The input ::
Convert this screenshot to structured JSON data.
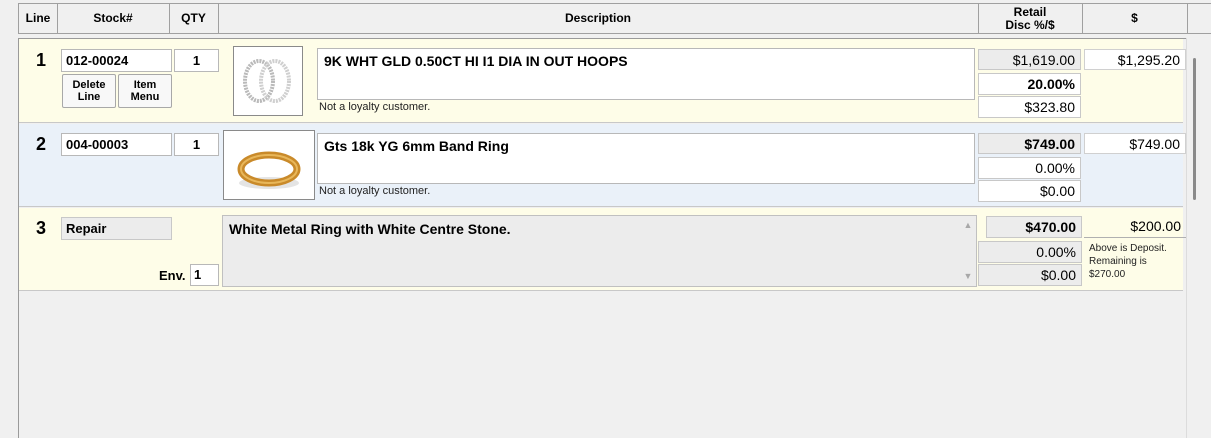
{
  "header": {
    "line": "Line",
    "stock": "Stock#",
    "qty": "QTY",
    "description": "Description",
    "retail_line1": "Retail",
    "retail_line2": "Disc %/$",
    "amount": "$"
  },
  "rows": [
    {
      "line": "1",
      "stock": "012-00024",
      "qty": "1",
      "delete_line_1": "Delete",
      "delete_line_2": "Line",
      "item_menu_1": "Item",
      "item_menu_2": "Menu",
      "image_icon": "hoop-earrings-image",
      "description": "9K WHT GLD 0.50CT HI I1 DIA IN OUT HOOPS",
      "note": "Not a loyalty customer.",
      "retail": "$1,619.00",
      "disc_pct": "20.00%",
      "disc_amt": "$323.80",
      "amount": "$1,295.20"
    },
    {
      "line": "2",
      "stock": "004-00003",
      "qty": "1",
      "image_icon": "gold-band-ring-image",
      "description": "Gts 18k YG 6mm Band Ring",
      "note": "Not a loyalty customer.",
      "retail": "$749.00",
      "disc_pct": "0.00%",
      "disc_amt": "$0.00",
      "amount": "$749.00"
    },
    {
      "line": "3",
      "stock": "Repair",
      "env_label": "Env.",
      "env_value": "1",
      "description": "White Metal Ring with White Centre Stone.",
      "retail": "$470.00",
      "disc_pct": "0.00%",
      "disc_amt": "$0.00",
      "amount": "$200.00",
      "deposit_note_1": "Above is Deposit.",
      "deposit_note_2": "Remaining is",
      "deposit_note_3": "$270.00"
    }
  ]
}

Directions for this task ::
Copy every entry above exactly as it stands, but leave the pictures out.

Answer for this exercise ::
Convert this screenshot to structured JSON data.
{
  "header": {
    "line": "Line",
    "stock": "Stock#",
    "qty": "QTY",
    "description": "Description",
    "retail_line1": "Retail",
    "retail_line2": "Disc %/$",
    "amount": "$"
  },
  "rows": [
    {
      "line": "1",
      "stock": "012-00024",
      "qty": "1",
      "delete_line_1": "Delete",
      "delete_line_2": "Line",
      "item_menu_1": "Item",
      "item_menu_2": "Menu",
      "image_icon": "hoop-earrings-image",
      "description": "9K WHT GLD 0.50CT HI I1 DIA IN OUT HOOPS",
      "note": "Not a loyalty customer.",
      "retail": "$1,619.00",
      "disc_pct": "20.00%",
      "disc_amt": "$323.80",
      "amount": "$1,295.20"
    },
    {
      "line": "2",
      "stock": "004-00003",
      "qty": "1",
      "image_icon": "gold-band-ring-image",
      "description": "Gts 18k YG 6mm Band Ring",
      "note": "Not a loyalty customer.",
      "retail": "$749.00",
      "disc_pct": "0.00%",
      "disc_amt": "$0.00",
      "amount": "$749.00"
    },
    {
      "line": "3",
      "stock": "Repair",
      "env_label": "Env.",
      "env_value": "1",
      "description": "White Metal Ring with White Centre Stone.",
      "retail": "$470.00",
      "disc_pct": "0.00%",
      "disc_amt": "$0.00",
      "amount": "$200.00",
      "deposit_note_1": "Above is Deposit.",
      "deposit_note_2": "Remaining is",
      "deposit_note_3": "$270.00"
    }
  ]
}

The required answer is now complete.